If the coach is held accountable and “responsible for growth” around the work s/he does with the teacher, what is confidential and who is accountable for changes in practice…the coach who maintains confidentiality and works to share effective practices with teachers or the teachers who need to integrate new learnings into their repertoire and then must demonstrate their understanding of their work with the coach so the administrators can evaluate effective instructional practices?

So accountability is troublesome… we are all accountable, individually and collectively, for student growth and school wide improvement but are we really responsible for growth or the lack of growth when there are so many variables for which we cannot claim responsibility? What if a student has been out of school for personal and family challenges and misses a tremendous amount of time? Are we responsible for that student’s performance when we cannot control his/her attendance? Teachers can give make-up work but how can the actual missed time be replaced? Can we expect a teacher to provide the work, time, and critical classroom conversations that a student misses? (Homebound instruction is not always available and doesn’t include the valuable classroom collaboration.)

The coach and teacher work together to share effective instructional practices, model and co-teach the content, reflect on the strengths of the lesson, and make changes for future instruction. Where does the accountability for student attendance and its impact on student performance enter this equation? If the student is out of school and his/her performance suffers, are the teacher and coach responsible? (Of course, there are school policies that must be followed with student attendance.) Tough call…

What are your thoughts about confidentiality and accountability?

Wednesday, October 19, 2016

In the June 20, 2016 Education Week Teacher section, Amy Shapiro, a math teacher wrote about her experiences teaching math and science and how those experiences changed her thinking and ultimately, her instructional practices. She came to an amazing realization: “I believe that the key to creating a classroom environment with a true symbiotic relationship between teaching and learning is writing, so next year, my students will be doing a lot of it.”
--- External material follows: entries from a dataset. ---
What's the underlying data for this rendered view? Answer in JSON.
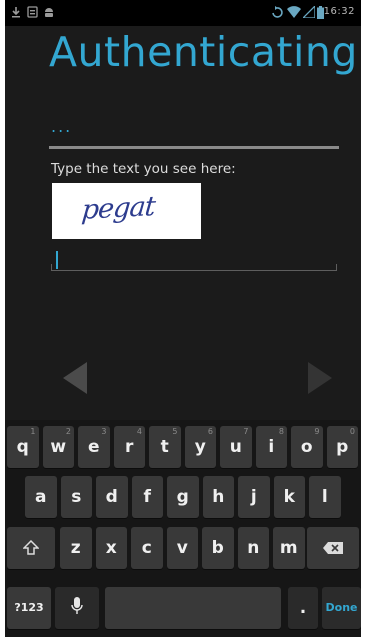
{
  "status_bar": {
    "time": "16:32",
    "left_icons": [
      "download-icon",
      "notification-icon",
      "android-icon"
    ],
    "right_icons": [
      "sync-icon",
      "wifi-icon",
      "signal-icon",
      "battery-icon"
    ]
  },
  "main": {
    "title": "Authenticating",
    "progress_dots": "...",
    "captcha_prompt": "Type the text you see here:",
    "captcha_text": "pegat",
    "answer_value": "",
    "accent_color": "#33a7d1"
  },
  "navigation": {
    "prev_icon": "arrow-left-icon",
    "next_icon": "arrow-right-icon"
  },
  "keyboard": {
    "row1": [
      {
        "label": "q",
        "hint": "1"
      },
      {
        "label": "w",
        "hint": "2"
      },
      {
        "label": "e",
        "hint": "3"
      },
      {
        "label": "r",
        "hint": "4"
      },
      {
        "label": "t",
        "hint": "5"
      },
      {
        "label": "y",
        "hint": "6"
      },
      {
        "label": "u",
        "hint": "7"
      },
      {
        "label": "i",
        "hint": "8"
      },
      {
        "label": "o",
        "hint": "9"
      },
      {
        "label": "p",
        "hint": "0"
      }
    ],
    "row2": [
      "a",
      "s",
      "d",
      "f",
      "g",
      "h",
      "j",
      "k",
      "l"
    ],
    "row3": [
      "z",
      "x",
      "c",
      "v",
      "b",
      "n",
      "m"
    ],
    "symbols_label": "?123",
    "period_label": ".",
    "done_label": "Done",
    "shift_icon": "shift-icon",
    "delete_icon": "backspace-icon",
    "mic_icon": "microphone-icon"
  }
}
She mentions in her blog that she recognizes the importance of students learning to solve problems and to talk to one another about those solutions but more importantly … “to teach them to write about their strategies and thought processes, or they will always struggle to exhibit their mathematical understandings.”  She also reflects and realizes that she must assess her students’ strengths and needs appropriately and prepare herself to meet the changing demands of her students by examining their progress and addressing their needs in ways that will help them become successful.
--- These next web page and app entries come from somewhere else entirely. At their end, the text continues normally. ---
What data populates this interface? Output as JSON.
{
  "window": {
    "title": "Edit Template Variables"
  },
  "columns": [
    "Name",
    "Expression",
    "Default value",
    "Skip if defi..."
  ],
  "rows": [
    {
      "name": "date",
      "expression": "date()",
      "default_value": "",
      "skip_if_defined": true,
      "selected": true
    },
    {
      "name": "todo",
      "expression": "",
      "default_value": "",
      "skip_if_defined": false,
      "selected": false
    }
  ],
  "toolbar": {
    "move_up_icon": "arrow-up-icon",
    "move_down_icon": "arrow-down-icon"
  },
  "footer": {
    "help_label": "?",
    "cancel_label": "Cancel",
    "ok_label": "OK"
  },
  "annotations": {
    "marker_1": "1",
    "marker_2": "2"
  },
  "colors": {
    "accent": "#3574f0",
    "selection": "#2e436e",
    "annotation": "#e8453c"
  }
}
Wow, where have you heard that… “using evidence-based literacy practices” in all content areas?

Writing is part of literacy. Instructional coaches remind teachers about the importance and necessity of writing across the curriculum. They help teachers collaborate so that talking about writing becomes the norm, not the exception. They help dispel the myth that writing only occurs in English class.

Remember to build in ample opportunities for teachers to work collaboratively and cooperatively around the integration of writing in every class, every day. Help them understand the significance of writing to learn; scaffold ways to help them integrate writing into their work through John Collins writing, “Do Nows,” Tickets Out/In the Door, and other strategies to increase the amount of daily writing. Help teachers work with students to talk about their writing and what they’ve learned through the writing process.
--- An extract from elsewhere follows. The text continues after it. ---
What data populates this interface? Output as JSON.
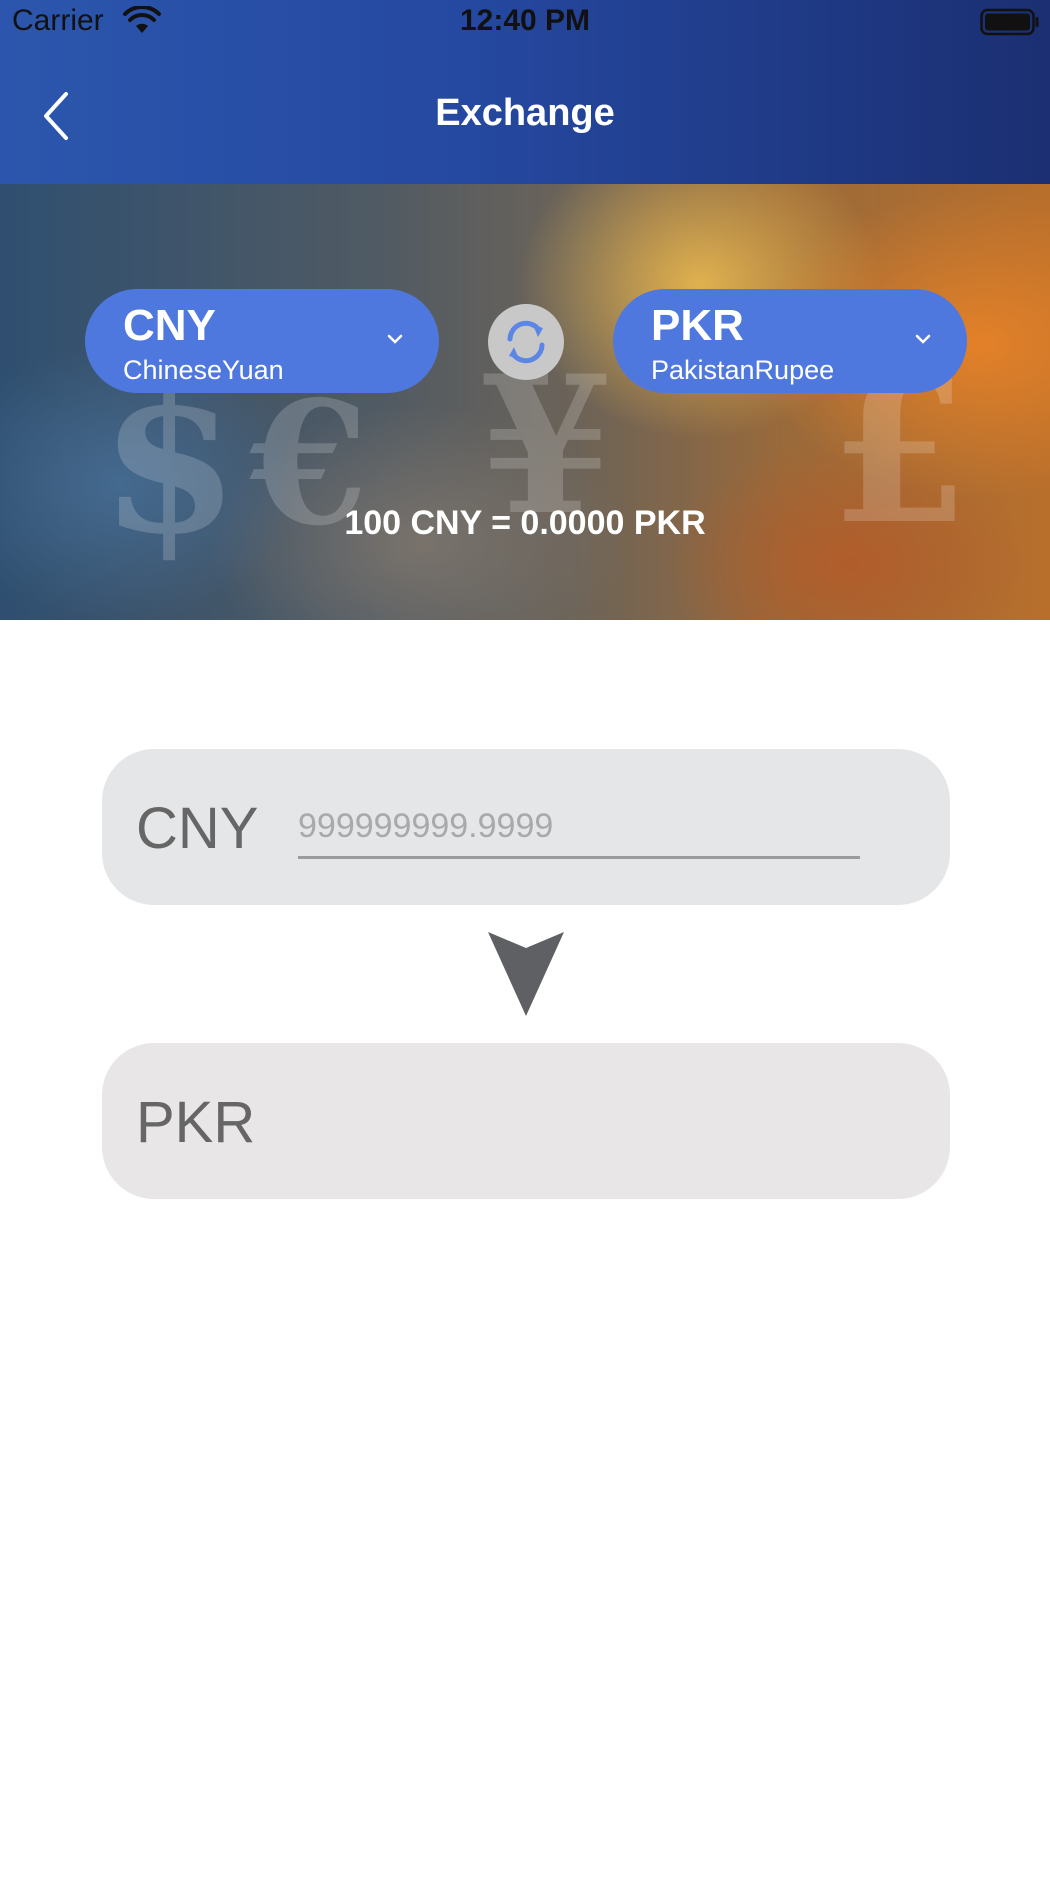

What are some of the ways you work with teachers to help them enhance their students’ writing skills?